Grass is not affected by gravity. However, grass with air underneath it has a chance of turning into dirt and collapsing when being walked over by mobs or players.
Dirt varies in color to match the rock layer directly below it. With grass covered areas, it may be hard to notice a transition between dirt colors, but the transition is much more obvious in areas with dry grass or cliffs with exposed dirt. The color of dirt has no effect on the nutrient content once tilled into farmland.
Farmland, also known as soil, contains three basic nutrients for crops. By using the water and nutrient modes on a metal hoe, the Player can get a visual indicator on the plots of the nutrient levels and the access to water.
Nutrients are diminished by growing crops in the soil and are replenished over time by either letting the plots "fallow" for a season or by planting your crops in cycles, choosing a crop that has a different nutrient requirement than the ones that are depleted in the earth. Dirt blocks will have no nutrients when tilled, while grass blocks will have full nutrients.
There is a chance of a clay ball dropping instead of a dirt block when a dirt block is broken.
- See also: Clay
Clay is found in areas with Rainfall of at least 500. Small chance to drop a clay ball when a dirt block is broken.
Sand is found along riverbeds and oceans and in deserts near the equator.
Unlike in vanilla, sand cannot be used to create walls; it will fall over into piles until it is supported on at least three sides.
Sand varies in color to match the rock layer directly below it. This can be useful to determine when the surface rock layer changes along the ocean floor.
Sand can be used in Sluices, where it is more likely to return gems than ores. It will provide 20 soil when thrown into a sluice, or the block can be placed underneath a water source, in a river or ocean biome, and right clicked on with a Gold Pan.
Certain sands (Quartzite, Granite, Chert, Rhyollite, or Phyllite) are high in silica and can be used as an ingredient in Glassworking. These Sands will display a tooltip indicating them as Silica Sand.
Gravel is found along riverbeds and oceans. It's primary use is in Sluices, where it is more likely to return ores than gems. It will provide 20 soil when thrown into a sluice, or the block can be placed underneath a water source, in a river or ocean biome, and right clicked on with a Gold Pan.
Peat spawns in dirt below or equal to a y-level of 146. It can be used as fuel in a fire-pit. Like dirt and clay, grass can grow on top of peat, therefore hiding the texture and making it harder to find.
Undergrowth, Shrubs, and Bushes
Undergrowth, Shrubs, and Bushes are small plants that drop sticks and straw when broken with an ax. There are two varieties of Undergrowth, one which is a leafy passable "carpet", while another is an impassable small plant.
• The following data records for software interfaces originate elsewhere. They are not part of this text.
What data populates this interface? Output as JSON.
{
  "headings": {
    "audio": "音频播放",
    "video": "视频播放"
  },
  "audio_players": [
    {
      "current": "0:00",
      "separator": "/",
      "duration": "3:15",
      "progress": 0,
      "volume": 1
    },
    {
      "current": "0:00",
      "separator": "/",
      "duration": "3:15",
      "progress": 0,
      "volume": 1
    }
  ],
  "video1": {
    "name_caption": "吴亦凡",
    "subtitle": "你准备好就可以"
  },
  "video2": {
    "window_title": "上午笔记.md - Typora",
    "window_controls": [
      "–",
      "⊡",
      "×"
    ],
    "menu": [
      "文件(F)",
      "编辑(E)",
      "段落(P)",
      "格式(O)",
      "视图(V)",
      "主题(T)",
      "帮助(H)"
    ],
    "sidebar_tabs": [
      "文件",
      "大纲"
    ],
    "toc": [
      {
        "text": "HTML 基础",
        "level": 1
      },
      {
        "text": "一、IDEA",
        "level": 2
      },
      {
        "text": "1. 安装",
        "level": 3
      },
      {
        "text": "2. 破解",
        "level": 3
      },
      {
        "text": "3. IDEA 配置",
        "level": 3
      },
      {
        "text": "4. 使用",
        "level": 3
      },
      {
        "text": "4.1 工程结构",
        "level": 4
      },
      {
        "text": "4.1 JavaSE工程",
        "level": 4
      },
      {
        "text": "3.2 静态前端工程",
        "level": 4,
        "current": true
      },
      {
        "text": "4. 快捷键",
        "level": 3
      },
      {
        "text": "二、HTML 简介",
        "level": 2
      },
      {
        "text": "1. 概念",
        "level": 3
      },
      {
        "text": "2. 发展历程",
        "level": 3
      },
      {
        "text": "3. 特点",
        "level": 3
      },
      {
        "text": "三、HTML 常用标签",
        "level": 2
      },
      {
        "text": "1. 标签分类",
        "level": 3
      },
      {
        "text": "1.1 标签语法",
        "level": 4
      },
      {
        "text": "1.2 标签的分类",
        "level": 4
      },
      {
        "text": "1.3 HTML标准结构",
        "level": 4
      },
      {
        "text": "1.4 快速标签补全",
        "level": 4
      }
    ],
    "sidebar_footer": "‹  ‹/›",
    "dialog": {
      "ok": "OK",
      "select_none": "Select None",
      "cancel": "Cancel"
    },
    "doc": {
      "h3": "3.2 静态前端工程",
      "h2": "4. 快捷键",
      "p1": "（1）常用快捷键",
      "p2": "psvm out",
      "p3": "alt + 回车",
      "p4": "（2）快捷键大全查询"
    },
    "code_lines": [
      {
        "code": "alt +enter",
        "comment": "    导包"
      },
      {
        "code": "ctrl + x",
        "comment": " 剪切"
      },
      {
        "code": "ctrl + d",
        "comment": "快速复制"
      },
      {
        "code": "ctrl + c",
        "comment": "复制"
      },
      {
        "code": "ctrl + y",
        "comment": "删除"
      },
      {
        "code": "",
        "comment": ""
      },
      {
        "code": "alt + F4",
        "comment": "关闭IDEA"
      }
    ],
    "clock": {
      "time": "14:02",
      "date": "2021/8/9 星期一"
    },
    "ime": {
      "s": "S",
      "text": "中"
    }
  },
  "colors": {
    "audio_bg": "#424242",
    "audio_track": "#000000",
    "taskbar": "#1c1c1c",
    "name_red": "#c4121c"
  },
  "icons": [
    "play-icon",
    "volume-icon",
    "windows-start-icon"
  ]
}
Undergrowth spawns in forests, while shrubs and bushes spawn more often in drier temperate areas. Like the second type of undergrowth, shrubs and bushes are impassable small plants. They serve to decorate the world and to round out the terrain.
Leaf litter spawns under trees. Trees will shed their leaves and regenerate Leaf Litter in autumn. Breaking leaf litter can yield Mushrooms, Sticks, or Feathers.